Then I remembered something that happened a little over twenty years ago. Following a breakup with a boyfriend—one of those losses that had truly devastated me—I had started to see an aromatherapy massage therapist who was also a registered nurse and clairvoyant. A couple of years later (way longer than my ex and I had actually been together), I was still having trouble getting over this guy, and I confessed this during my session.
“Is he your soul mate?” she’d asked.
Instead of responding yes or no, I paused and said quietly, cravingly, “I want him to be.”
That should have been a moment of revelation, but it took even longer for me to realize the full truth of that statement. Mark Manson describes it succinctly and bluntly: “If it’s not a Fuck, yes, then it’s a no.”
So in present time, I asked myself pretty much the same question: Is writing your soul mate? Is being a novelist what you’re meant to be doing for the rest of your life, regardless of whether it makes you another cent?
And my answer was the same as it had been for that guy all those years ago, said with the same longing: “I want it to be.”
There was my decision.
I had to come to terms with it. I had to detach once and for all.
But here’s the other thing: the other business also wasn’t a Fuck, yes.
Which left me back at square one. I so did not want to be back at square one. Especially not at 50 years old.
It’s possible that the message was there in plain sight, but I was still too attached to the question, and to that “I want it to be” to see it. Nevertheless, I grew increasingly frustrated and impatient and pressured to find work that was safe and sustainable during a pandemic.
Finally during a guided meditation, I practically demanded an answer. And I got one:
Your life purpose is to be Elisa.
Well, great.
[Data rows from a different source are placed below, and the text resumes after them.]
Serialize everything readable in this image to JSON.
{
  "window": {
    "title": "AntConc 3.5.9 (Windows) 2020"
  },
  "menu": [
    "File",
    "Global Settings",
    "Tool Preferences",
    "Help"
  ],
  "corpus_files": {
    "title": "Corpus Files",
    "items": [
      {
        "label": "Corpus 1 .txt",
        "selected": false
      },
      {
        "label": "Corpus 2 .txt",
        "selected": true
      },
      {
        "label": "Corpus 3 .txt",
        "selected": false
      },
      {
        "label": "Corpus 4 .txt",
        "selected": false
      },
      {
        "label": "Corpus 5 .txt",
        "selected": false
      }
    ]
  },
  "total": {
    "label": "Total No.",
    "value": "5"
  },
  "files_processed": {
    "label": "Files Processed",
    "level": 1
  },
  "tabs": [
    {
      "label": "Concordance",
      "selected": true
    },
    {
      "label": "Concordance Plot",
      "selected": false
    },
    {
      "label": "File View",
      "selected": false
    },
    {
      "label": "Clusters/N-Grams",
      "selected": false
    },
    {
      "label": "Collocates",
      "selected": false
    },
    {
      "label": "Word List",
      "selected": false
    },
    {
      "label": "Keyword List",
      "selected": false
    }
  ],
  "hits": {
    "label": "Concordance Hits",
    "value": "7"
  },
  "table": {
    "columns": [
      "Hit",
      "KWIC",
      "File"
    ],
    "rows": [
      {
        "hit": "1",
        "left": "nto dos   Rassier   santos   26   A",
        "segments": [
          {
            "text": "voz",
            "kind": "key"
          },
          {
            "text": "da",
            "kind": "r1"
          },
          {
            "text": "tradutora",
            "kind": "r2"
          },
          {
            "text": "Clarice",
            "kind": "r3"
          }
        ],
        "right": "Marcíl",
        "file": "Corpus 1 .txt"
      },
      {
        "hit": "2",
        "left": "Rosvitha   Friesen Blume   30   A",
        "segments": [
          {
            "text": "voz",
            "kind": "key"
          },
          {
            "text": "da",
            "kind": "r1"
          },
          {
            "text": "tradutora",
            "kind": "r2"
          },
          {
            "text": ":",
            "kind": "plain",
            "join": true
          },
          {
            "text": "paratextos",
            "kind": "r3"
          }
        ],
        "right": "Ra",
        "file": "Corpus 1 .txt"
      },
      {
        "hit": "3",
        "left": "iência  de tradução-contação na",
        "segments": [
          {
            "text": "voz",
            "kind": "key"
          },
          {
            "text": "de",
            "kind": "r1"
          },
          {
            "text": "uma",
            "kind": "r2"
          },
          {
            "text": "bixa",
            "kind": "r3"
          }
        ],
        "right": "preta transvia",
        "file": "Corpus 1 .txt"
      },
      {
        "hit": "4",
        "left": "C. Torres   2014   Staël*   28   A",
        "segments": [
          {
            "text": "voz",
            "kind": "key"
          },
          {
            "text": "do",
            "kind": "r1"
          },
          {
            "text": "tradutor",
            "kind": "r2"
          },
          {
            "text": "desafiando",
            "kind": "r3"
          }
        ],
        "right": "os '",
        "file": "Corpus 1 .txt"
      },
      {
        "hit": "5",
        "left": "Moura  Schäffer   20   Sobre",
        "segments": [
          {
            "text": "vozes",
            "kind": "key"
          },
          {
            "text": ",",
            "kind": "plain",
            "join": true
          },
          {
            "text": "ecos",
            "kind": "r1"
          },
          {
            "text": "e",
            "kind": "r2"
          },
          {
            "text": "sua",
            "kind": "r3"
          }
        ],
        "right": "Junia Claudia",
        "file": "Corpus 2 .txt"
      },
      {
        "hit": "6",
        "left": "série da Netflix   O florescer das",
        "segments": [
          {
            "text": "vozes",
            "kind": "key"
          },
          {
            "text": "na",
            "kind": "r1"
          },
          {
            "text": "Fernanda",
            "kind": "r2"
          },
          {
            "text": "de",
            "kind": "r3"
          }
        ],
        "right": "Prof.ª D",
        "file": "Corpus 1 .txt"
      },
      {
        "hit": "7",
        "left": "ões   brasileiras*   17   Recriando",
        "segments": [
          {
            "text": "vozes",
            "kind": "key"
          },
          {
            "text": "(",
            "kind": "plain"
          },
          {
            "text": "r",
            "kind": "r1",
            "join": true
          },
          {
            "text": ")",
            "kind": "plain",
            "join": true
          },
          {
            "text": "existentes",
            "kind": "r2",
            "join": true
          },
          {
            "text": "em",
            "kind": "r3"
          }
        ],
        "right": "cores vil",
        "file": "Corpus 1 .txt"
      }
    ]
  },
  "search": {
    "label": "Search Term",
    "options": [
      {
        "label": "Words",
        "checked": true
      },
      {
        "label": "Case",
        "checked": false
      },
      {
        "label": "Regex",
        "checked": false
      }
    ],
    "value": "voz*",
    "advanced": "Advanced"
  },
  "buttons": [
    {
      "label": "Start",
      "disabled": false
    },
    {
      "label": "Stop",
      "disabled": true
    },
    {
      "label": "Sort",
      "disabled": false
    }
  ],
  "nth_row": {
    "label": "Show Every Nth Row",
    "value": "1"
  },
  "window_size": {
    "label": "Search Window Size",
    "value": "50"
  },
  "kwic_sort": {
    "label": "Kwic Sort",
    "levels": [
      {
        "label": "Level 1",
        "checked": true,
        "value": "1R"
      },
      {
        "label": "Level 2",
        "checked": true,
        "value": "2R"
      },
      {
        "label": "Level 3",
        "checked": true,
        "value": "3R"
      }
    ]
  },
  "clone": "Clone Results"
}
And who’s going to pay me for that?
But here’s what I’m finally understanding: When I was a first-year writing instructor in the university, my mentor told me that I had a special quality as a teacher that couldn’t be taught in a graduate class on how to teach. As a novelist, what set my novels apart from others wasn’t necessarily genre or characters or stories, but something you can’t teach in a class on how to write. Even while I worked concessions at our little movie theater in Boothbay Harbor, what made me enjoy my job—and others enjoy me—had little to do with how well I performed my tasks. In every case, the X-factor was me. I’m not saying that in a boastful or conceited way, but I believe that’s what the message is about.
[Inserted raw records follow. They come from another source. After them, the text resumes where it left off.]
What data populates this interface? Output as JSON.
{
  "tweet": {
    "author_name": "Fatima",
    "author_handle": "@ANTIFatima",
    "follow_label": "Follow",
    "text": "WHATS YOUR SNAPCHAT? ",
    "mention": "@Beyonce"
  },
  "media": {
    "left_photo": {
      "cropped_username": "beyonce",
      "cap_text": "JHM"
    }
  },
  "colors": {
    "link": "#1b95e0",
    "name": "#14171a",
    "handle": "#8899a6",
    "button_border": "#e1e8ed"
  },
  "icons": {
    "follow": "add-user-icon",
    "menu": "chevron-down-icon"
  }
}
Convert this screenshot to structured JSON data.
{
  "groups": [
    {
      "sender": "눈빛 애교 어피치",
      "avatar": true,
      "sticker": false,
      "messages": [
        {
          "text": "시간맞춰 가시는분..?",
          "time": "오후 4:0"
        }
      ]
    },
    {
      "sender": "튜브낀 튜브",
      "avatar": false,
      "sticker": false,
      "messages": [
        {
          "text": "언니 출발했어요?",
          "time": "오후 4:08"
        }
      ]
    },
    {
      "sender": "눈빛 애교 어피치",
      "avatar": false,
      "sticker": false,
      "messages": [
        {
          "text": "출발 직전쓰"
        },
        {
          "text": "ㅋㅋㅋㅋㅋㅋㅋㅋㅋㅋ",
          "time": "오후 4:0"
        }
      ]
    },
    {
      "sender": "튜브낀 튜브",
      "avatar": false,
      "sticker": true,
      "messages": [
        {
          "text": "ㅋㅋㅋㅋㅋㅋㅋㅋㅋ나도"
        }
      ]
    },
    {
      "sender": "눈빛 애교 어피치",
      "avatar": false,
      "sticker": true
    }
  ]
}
What I do for a living doesn’t define who I am. Rather, what I do for a living is defined by who I am. In other words, what I authentically bring to any job, profession, vocation, and/or career makes it special. Meaningful. Impressionable. Valuable. Successful.
Whatever is next for me will appeal to my strengths and skills and talents and senses, and I will bring my authentic self to it. And because I will bring my authentic self to it, it will be “right” for me. Not my soul mate, not who I am, not something I have to fear losing. Because here’s the soul lesson in all of this. What I have lost in life, however painful, tragic, traumatic, etc. has never diminished who I am.
And who knows: maybe novel writing will be a Fuck, yes again someday. After all, I’ve still got that manuscript. And it still might be good.
I'm an author of commercial women's fiction and a writing instructor. My claim to fame: I can say the alphabet backwards.